Indian NLP? waggling an escape valve
How do they survive this india madness? There is an Indian escape valve. A simple disarming trick: It is NLP mastery home grown in unconscious simplicity.
As I pass subzi wallahs camped on the foot path forcing everyone to walk on the road, at night the left lane becomes temporary parking for vege hunters. Oblivious as I approach from behind her a woman steps out I front forcing me to swing around her. Move – then look – 6 inches into traffic enough to effect a disruption to traffic and show your presence guaranteeing the continual sequence of stop-start.
Then she smiles her disarming smile and waggles her head.
Suddenly you know you can to can smile your troubles away Life is too short for anger. Waggle your head and the intense angry focus that propels you forward, watching every maddening possible collision, dissolves into the innocent smile of a child. Waggling your head as if you are harmless, innocent, in socks full of holes.
“Sorry uncle” she says like a child pretending she is not responsible for her actions. I know that’s not th e case. It is just a thought – a memory of studying child psychology.
What matters I simply cannot feel angry any mor simply because I waggled my head like a harmless kid.
Swinging through an intersection freed of cross traffic by a slowing bus. I am quickly asked by another cyclist “Travelling?” He is a young man taking a few seconds to decipher his accent “Tourist?”
“mai Australian hun. Likan Bhopal main ek sal raha hun. ”
“Australia. But now in Bhopal. Mai Bharat main tin sal raha hun.”
“I lived in Australia.”
“For how long?”
“Two years. Good bye.”
He immediately pulls left at the chowk we have just entered.
In a lather of sweat, a spreading rip cuts crossways across my cargo pants worn thin I guess by consant love to walk and cycle.
A women on a scooter, a second, pinioned behind her, attempts to get my attention.

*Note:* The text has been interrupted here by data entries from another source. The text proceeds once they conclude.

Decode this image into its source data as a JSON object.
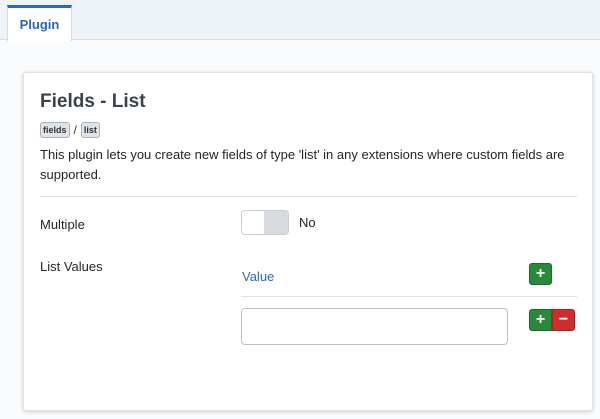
{
  "tabs": [
    {
      "label": "Plugin"
    }
  ],
  "plugin": {
    "title": "Fields - List",
    "badges": [
      "fields",
      "list"
    ],
    "badge_separator": "/",
    "description": "This plugin lets you create new fields of type 'list' in any extensions where custom fields are supported."
  },
  "form": {
    "multiple_label": "Multiple",
    "multiple_value": "No",
    "list_values_label": "List Values",
    "value_column_header": "Value",
    "value_input": "",
    "add_symbol": "+",
    "remove_symbol": "−"
  },
  "colors": {
    "accent": "#2a69b8",
    "add_button": "#2a8a3c",
    "remove_button": "#cf2d2d"
  },
  "icons": [
    "plus-icon",
    "minus-icon"
  ]
}
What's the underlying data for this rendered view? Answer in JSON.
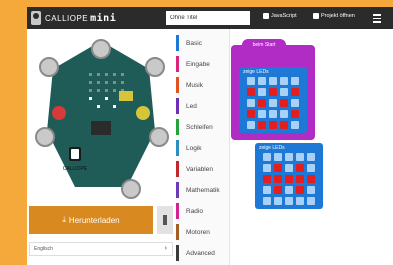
{
  "app": {
    "logo_text": "CALLIOPE",
    "logo_suffix": "mini",
    "title_value": "Ohne Titel",
    "javascript_label": "JavaScript",
    "project_label": "Projekt öffnen"
  },
  "simulator": {
    "board_label": "CALLIOPE",
    "download_label": "Herunterladen",
    "select_value": "Englisch"
  },
  "toolbox": {
    "items": [
      {
        "label": "Basic",
        "color": "#1e78d6"
      },
      {
        "label": "Eingabe",
        "color": "#d6257b"
      },
      {
        "label": "Musik",
        "color": "#e0521e"
      },
      {
        "label": "Led",
        "color": "#6d2fb5"
      },
      {
        "label": "Schleifen",
        "color": "#24a33b"
      },
      {
        "label": "Logik",
        "color": "#2c8dbf"
      },
      {
        "label": "Variablen",
        "color": "#c1272d"
      },
      {
        "label": "Mathematik",
        "color": "#6c3cb8"
      },
      {
        "label": "Radio",
        "color": "#d2238f"
      },
      {
        "label": "Motoren",
        "color": "#a45e24"
      },
      {
        "label": "Advanced",
        "color": "#3b3b3b"
      }
    ]
  },
  "workspace": {
    "start_label": "beim Start",
    "block1": {
      "label": "zeige LEDs",
      "rows": [
        [
          0,
          0,
          0,
          0,
          0
        ],
        [
          1,
          0,
          1,
          0,
          1
        ],
        [
          0,
          1,
          0,
          1,
          0
        ],
        [
          1,
          0,
          0,
          0,
          1
        ],
        [
          0,
          1,
          1,
          1,
          0
        ]
      ]
    },
    "block2": {
      "label": "zeige LEDs",
      "rows": [
        [
          0,
          0,
          0,
          0,
          0
        ],
        [
          0,
          1,
          0,
          1,
          0
        ],
        [
          1,
          1,
          1,
          1,
          1
        ],
        [
          0,
          1,
          0,
          1,
          0
        ],
        [
          0,
          0,
          0,
          0,
          0
        ]
      ]
    }
  },
  "colors": {
    "page_bg": "#f5a93a",
    "topbar": "#2b2b2b",
    "download": "#d8891f",
    "event_block": "#b12bc5",
    "basic_block": "#1e78d6",
    "led_on": "#e51d1d",
    "led_off": "#a9d0f5"
  }
}
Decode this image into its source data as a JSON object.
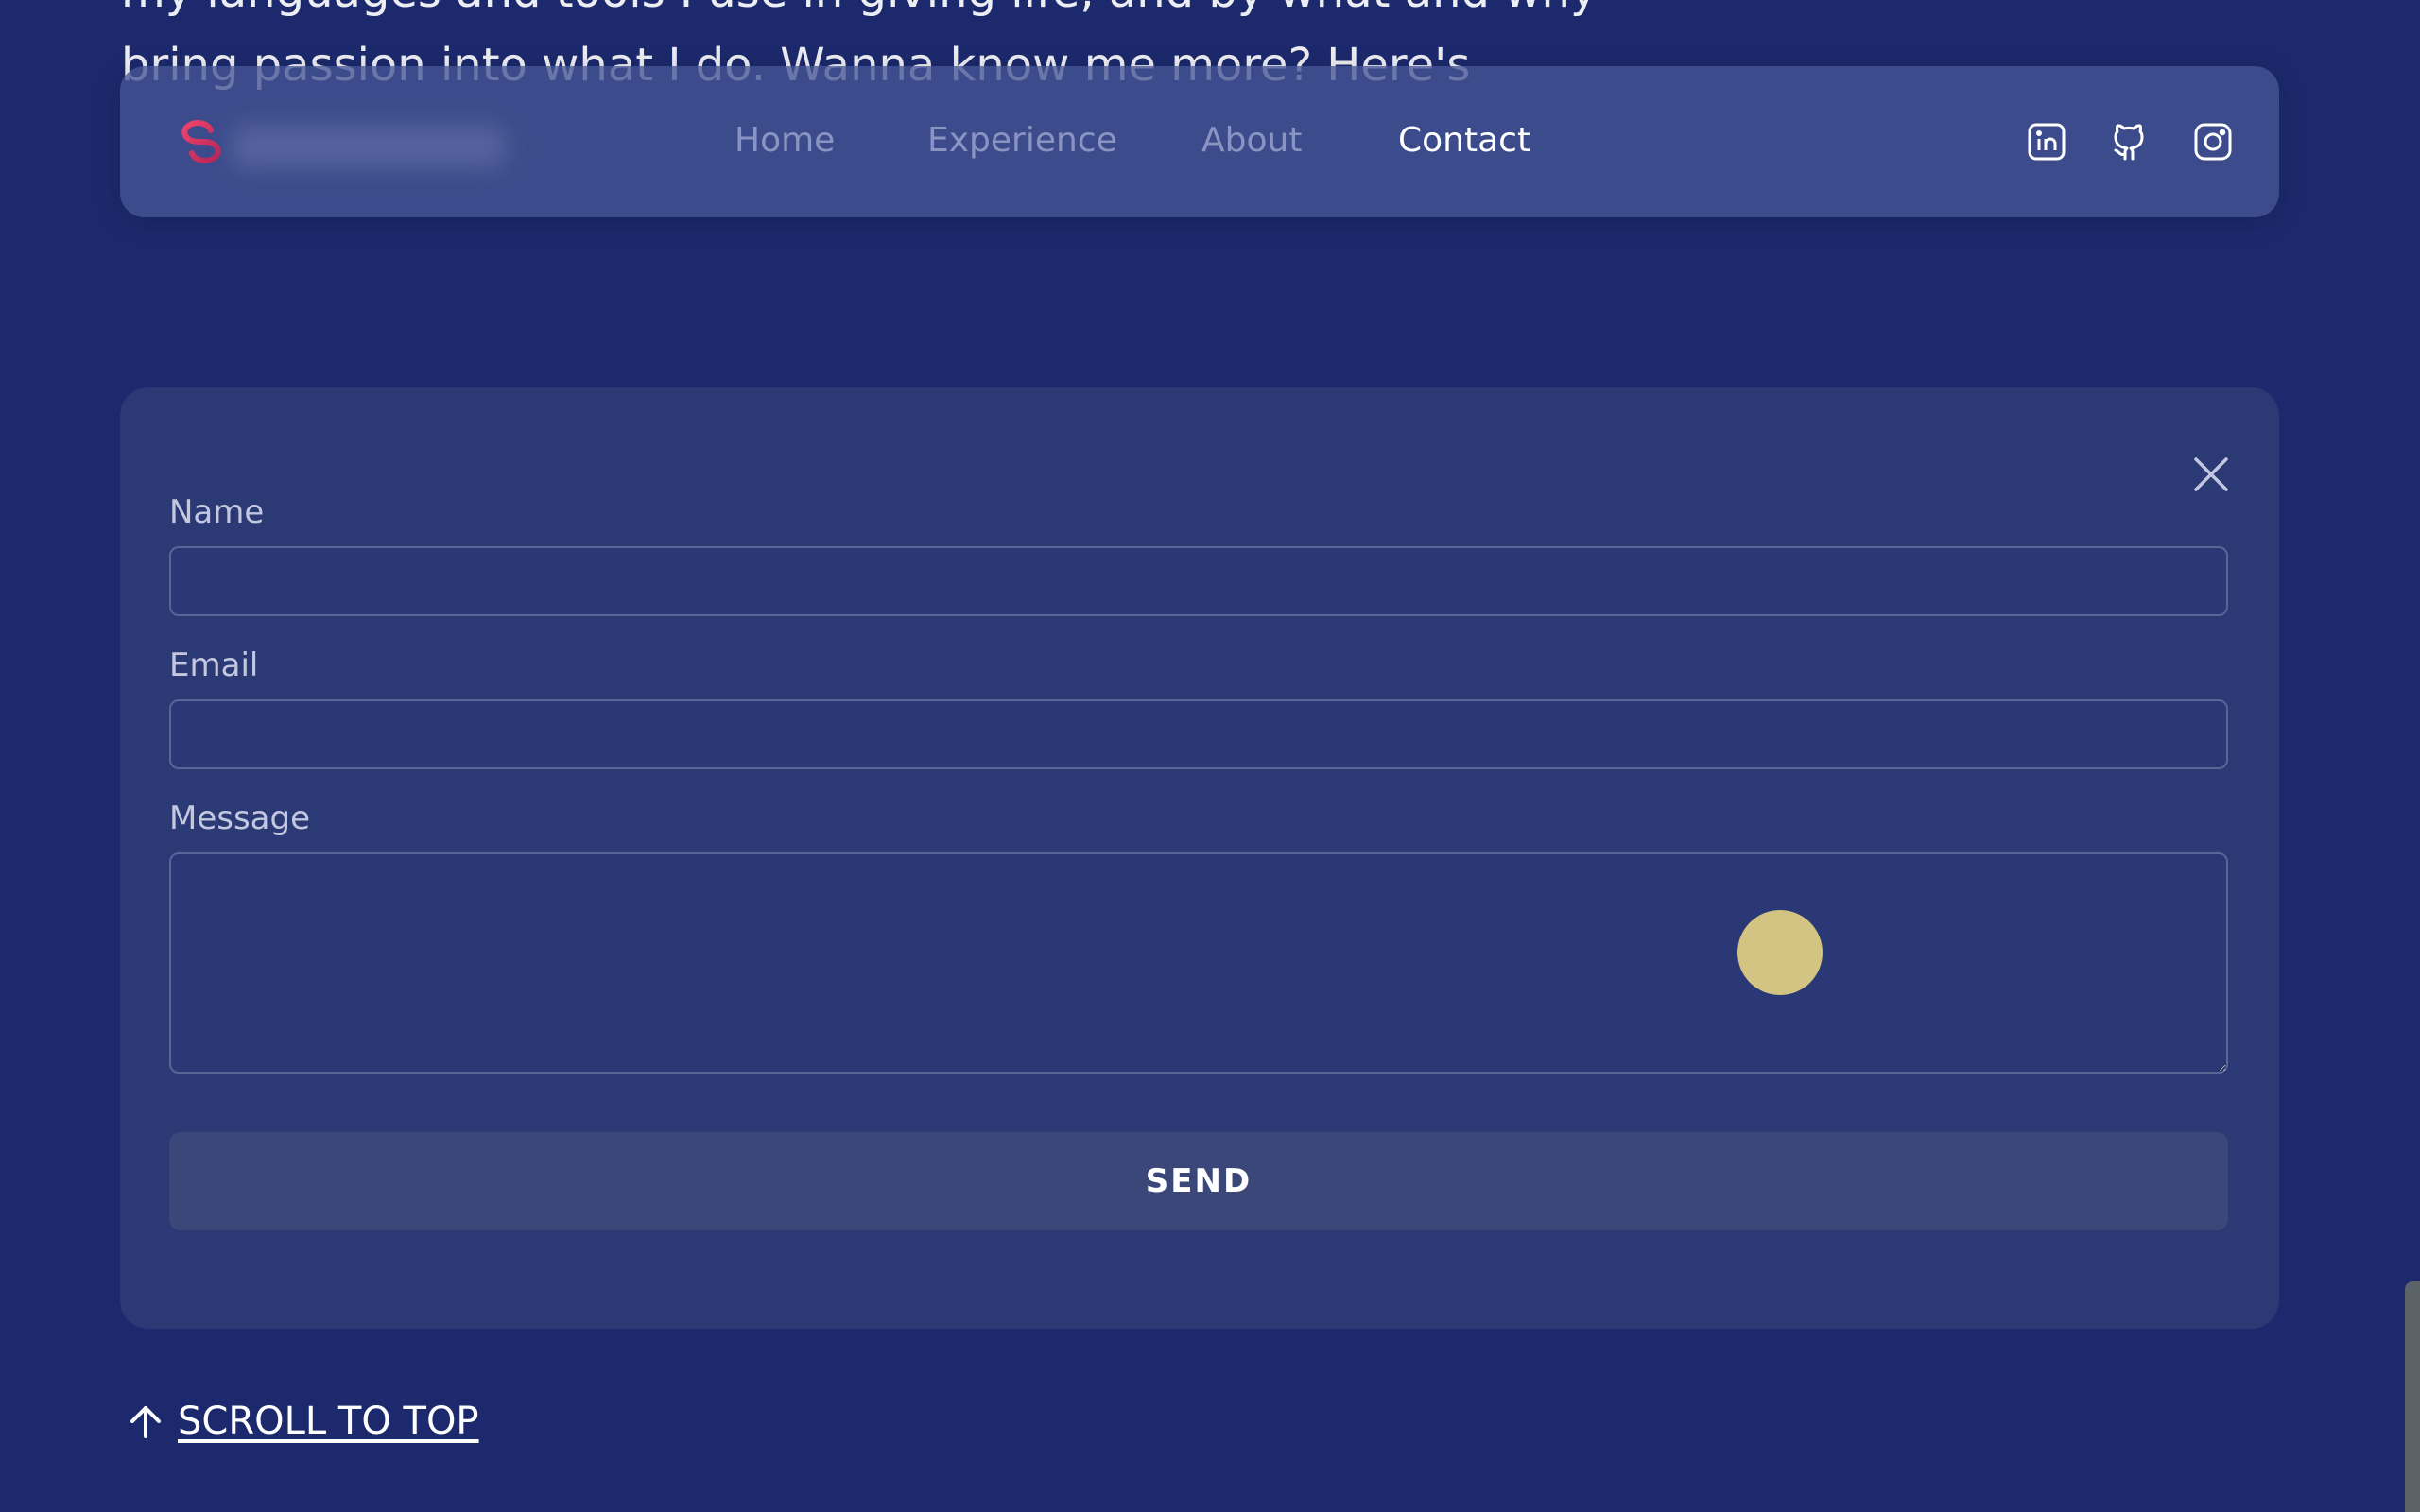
{
  "background_text": {
    "line1": "my languages and tools I use in giving life, and by what and why",
    "line2": "bring passion into what I do. Wanna know me more? Here's"
  },
  "nav": {
    "logo_icon": "brand-logo",
    "links": [
      "Home",
      "Experience",
      "About",
      "Contact"
    ],
    "active": "Contact",
    "social": [
      "linkedin-icon",
      "github-icon",
      "instagram-icon"
    ]
  },
  "contact_form": {
    "name_label": "Name",
    "name_value": "",
    "email_label": "Email",
    "email_value": "",
    "message_label": "Message",
    "message_value": "",
    "send_label": "SEND",
    "close_icon": "close-icon"
  },
  "footer": {
    "scroll_top_label": "SCROLL TO TOP",
    "scroll_top_icon": "arrow-up-icon"
  },
  "colors": {
    "page_bg": "#1c296c",
    "card_bg": "#2b3975",
    "accent_logo": "#e0365a",
    "cursor_dot": "#d4c483",
    "active_link": "#ffffff",
    "inactive_link": "#8a94c2"
  }
}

“Handsome” she says.
“I doubt it “ I said, aware she had just seen the rip on my thigh, it was then I realized a black and tan stain was also below the knee, perhaps from kneeling as I photographed a Tribal Museum workshop.
“No, really” she says, pulling away, her left thumb raised in salute.
At 50, I’ll take any praise I can get.
I renew myself at A lot can happen over coffee – the meeting place of Westernized lovers without parental matchmakers and their wedding plans. (Oh yes, there are business people and families too.) A large latte costs 90 rupees – 18 chai’s from a street wallah, or $1.65 Australian. Unlike my last visit this brew has a need for a touch more coffee.
I am obviously more tired than I thought. Only mango for breakfast, 20 kilometres riding, and its approaching 5 PM. I needed my java!
Leaving, Squeezing through the entrance abutting the chowk, I don’t see the traffic light directly above my head and enter the open road, only then realizing why the road is clear.
Then I see the officer, chin in his hand, grateful he chooses to ignore it. I am grateful for his generosity. Explaining infringements as a firengi can be tricky.
Perhaps I am just now over tired. I will be more careful next time.